This is the hint.
On Wednesday 27th September 1939, barely weeks since Neville Chamberlain declared war on Germany, H.A. Taylor (below) wrote to The Times warning of the dangers of cryptic messages being conveyed to the enemy via devices like national crosswords! Barely five months on, the appearance of this crossword in The Times on February 2nd 1940, with the Thunderer’s unique habit of not naming the author of their crossword, (and I very much doubt to this day, that they have the foggiest idea of who it was!), I equally doubt that if No 10 or the Ministry of Defence had got wind, it would ever have seen the light of day! Particularly poignant for me, is that I spent nigh on twenty seven years living in Hither Green between 1981 and 2008, which any residents there will confirm, was during the War the principal rail link to the South and South East of England housing as it did railway marshalling yards and sidings, so vital to the War effort, but suffering massive damage from German bombs. Granted that this crossword appeared in early February, long before the Blitz which in the good authority of my Times Atlas of the Second World War began on the 7th of September of that year, but preparation and precision, rather like their remarkable achievements on the football field, were not lacking in our German opposition, and as in H.A. Taylor’s prediction with the lessons of World War One, we invariably had to play catch-up all the way to the penalty shootout!

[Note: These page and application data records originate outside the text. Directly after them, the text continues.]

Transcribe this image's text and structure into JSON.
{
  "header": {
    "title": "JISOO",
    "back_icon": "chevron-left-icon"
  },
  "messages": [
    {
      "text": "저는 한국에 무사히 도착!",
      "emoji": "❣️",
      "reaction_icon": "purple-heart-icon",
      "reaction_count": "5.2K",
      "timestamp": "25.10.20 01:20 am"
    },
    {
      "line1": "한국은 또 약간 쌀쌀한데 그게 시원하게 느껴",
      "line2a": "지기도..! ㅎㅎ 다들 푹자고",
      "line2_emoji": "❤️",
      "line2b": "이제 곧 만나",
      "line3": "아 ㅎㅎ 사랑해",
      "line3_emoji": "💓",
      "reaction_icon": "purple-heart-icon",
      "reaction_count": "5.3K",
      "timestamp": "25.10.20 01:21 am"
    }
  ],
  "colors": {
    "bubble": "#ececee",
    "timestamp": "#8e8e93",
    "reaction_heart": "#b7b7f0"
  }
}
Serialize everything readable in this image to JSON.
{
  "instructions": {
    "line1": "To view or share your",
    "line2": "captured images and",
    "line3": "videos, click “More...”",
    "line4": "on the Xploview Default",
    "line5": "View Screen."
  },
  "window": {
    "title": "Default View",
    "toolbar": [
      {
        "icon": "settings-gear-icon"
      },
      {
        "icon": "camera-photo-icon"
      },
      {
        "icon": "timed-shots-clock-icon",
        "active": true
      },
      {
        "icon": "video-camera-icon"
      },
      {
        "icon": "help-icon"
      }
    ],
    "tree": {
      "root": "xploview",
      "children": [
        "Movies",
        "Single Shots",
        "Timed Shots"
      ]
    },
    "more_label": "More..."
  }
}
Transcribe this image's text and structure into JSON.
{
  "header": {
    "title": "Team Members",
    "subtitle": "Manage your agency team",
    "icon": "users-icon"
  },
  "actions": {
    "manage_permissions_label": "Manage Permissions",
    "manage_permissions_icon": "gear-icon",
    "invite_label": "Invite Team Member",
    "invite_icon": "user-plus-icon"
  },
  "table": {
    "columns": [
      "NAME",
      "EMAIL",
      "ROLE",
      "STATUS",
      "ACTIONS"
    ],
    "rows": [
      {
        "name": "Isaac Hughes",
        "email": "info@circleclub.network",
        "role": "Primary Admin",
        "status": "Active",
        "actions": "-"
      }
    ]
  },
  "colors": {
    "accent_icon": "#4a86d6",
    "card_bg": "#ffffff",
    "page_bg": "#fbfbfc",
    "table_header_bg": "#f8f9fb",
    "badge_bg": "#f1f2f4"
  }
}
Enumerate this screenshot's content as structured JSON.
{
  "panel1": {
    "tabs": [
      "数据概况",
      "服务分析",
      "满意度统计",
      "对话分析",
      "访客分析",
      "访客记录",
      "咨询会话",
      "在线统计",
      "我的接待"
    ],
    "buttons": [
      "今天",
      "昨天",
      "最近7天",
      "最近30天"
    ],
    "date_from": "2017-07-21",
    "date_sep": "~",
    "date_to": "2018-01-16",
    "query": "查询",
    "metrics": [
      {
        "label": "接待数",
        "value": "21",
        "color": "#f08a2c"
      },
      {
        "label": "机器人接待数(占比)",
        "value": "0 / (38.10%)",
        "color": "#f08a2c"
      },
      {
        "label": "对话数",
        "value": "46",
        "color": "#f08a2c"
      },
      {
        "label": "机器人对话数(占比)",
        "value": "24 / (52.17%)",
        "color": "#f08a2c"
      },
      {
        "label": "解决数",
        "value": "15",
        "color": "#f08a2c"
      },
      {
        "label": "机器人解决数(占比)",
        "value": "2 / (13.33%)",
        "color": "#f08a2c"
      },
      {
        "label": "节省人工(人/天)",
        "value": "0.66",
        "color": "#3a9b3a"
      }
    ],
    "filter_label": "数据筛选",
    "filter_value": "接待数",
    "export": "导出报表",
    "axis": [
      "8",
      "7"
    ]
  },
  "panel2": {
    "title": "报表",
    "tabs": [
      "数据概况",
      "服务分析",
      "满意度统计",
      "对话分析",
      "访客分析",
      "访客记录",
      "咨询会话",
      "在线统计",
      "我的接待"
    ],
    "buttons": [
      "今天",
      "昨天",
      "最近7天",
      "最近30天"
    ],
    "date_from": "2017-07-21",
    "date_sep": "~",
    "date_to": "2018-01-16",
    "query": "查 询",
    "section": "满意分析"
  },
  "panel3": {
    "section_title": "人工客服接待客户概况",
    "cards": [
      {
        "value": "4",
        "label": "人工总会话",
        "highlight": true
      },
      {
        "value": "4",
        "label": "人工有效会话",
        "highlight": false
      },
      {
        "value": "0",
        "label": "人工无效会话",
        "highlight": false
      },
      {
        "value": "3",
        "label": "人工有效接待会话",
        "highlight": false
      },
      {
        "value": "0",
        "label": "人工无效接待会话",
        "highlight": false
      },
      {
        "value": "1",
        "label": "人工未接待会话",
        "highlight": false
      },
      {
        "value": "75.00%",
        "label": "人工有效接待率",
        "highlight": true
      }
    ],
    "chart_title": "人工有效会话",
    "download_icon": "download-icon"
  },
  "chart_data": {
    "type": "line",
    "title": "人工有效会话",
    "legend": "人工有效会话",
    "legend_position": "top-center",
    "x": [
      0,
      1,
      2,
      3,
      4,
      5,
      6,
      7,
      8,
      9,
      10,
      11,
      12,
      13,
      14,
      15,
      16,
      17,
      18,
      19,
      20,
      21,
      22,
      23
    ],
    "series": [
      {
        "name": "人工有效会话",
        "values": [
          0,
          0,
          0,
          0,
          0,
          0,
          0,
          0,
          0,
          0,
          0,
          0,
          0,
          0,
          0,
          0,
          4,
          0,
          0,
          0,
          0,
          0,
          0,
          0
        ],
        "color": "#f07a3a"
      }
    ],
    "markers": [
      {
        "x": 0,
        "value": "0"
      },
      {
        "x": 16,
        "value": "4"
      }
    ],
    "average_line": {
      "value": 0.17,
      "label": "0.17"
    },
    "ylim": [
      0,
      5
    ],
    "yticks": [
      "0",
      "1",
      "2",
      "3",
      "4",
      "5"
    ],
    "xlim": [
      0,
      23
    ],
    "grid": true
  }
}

Very sorry if I’m offending anybody by my strictly neutral observation some 80 years later, but I cannot help detecting what seems to me, (with the two central solutions in a very strange grid, resembling a couple of railway lines) to be a blatant central message to the Luftwaffe in this puzzle, which uncoded I read: Hello, contact (1 and 4 ac Sod the pass, a wager on the team – DEFILE, SIDE BET) relay please to (2 dn FOREIGN STATIONS – Goering) secondary option (4 dn They don’t immediately come to mind (6,8) SECOND THOUGHTS), after you’ve dropped most of your load on London, on your return drop the remainder on Hither Green (8 dn Sidelines (7,7) RAILWAY SIDINGS) agent confirmed operational (5 dn He knows all the ins and outs of the business (last word referring to Times staff, possibly called away on codebreaking duties themselves!) – DOORMAN signing out (6 dn BUSINESS AS USUAL) 22 ac Among the wellrun second the limits of a yawn are very restricted (4,4,2,5) (Precision bombing required with secondary target) FROM HAND TO MOUTH (my hand to your mouth) and finally 17 dn TRIUMPH an impostor from Kipling, no less!). Clearly, Doorman thinks so, and possibly with good reason! Am I being fanciful? Judge for yourselves! – DA